Thankfully my background is in business, so I can use excel. I just thought I would post the time line I am using for the first half of my book as it stands today.
I just use coloured cells.
I do know some others use cork board cards, but I find that they don’t give me a sense of time passing and getting things ordered.
Nice use of Excel to lay out a timeline.
I’m an MS-phobe, but guess
I could do the same in Google Sheets.
Just curious: what do the three blocks in each day mean?
Morning, noon, night?
Well done! Excel is a wonderful tool. The combination of extensive analytical and manipulative functionality with what amounts to a database is a winner.
Before software tools specifically designed to assist long-form writing started to proliferate, there were to be found on the Internet all kinds of templates for Excel that could be of use to writers. I seem to remember someone once claiming that they’d written an entire novel with it.
Reminds me of Gantt chart - used in project planning. I have done many of those for various projects but had not thought of using one as a novel timeline!
Have you had a look at Aeon Timeline? Developed by a Scrivener user; integrates with Scrivener — on the Mac, Windows integration actively in development thanks to features included in Scrivener 1.7; allows custom and fantasy calendars …
Disclaimer: I’m not a member of the Lit&Lat team, nor of the Scribblecode team, just a long-term, regular user of Scrivener and a very occasional user of Aeon Timeline.

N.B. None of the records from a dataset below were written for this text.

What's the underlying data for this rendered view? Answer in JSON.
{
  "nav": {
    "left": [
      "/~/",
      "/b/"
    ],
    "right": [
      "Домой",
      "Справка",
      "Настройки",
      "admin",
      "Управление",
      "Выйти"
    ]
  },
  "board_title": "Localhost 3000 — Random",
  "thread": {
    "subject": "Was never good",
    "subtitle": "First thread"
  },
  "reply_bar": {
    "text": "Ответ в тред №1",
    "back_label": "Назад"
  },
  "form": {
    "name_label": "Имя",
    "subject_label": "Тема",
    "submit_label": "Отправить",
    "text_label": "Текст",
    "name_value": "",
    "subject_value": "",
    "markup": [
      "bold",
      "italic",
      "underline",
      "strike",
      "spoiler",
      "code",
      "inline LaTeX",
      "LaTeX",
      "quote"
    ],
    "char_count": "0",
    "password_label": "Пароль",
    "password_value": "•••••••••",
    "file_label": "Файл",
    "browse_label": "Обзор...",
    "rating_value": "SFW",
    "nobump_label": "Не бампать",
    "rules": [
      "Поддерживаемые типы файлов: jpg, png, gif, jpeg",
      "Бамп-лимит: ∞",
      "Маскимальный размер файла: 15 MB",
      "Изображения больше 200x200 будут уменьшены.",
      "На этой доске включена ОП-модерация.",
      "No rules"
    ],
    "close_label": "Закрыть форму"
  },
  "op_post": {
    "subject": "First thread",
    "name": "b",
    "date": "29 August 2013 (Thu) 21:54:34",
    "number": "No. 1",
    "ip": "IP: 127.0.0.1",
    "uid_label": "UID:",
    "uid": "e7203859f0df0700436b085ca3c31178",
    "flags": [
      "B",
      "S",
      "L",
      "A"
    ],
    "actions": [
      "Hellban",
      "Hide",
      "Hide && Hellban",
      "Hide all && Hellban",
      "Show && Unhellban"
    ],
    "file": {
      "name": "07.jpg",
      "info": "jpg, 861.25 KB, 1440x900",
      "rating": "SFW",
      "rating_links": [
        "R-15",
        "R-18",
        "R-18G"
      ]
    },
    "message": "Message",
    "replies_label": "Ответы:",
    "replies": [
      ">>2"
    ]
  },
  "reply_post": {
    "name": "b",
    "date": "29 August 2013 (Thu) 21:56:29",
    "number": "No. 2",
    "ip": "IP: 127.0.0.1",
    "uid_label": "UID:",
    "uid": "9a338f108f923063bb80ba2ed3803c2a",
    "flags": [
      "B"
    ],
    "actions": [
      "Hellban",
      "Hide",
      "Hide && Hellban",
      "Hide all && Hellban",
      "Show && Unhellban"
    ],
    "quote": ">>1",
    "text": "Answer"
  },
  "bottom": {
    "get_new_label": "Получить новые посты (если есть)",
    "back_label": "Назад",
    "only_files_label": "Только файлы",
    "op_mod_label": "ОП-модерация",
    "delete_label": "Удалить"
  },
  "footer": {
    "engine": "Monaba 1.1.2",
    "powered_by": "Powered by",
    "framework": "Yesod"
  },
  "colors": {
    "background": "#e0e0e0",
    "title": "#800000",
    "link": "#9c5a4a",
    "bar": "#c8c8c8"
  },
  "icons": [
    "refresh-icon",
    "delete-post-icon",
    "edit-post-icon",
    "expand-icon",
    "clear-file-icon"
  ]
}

Yes I have . It’s very slick and beautiful. I didn’t baulk at the money but felt it was a bit of overkill and the compactness of the way Excel or other spreadsheets can be used, as I have here, gives ‘me’ a better grasp in my head of the progress of the story.
Well there is ‘Numbers’ on our Macs … I am using Excel for no reason other than I had it to hand. I also have Numbers here somewhere. And as you correctly say there is Google Docs. Everyone who sets up a Google account can go in there and create and store spreadsheets for free that can be accessed from any computer running a browser.
I referred to Google Sheets, the free spreadsheet app.
Google Docs is the free word-processing program.
Actually Google docs was what is now known as Google Drive and referred to the suite of apps including the word processor and the spreadsheet, which is indeed referred to as Google Sheets
(just a bit of fun)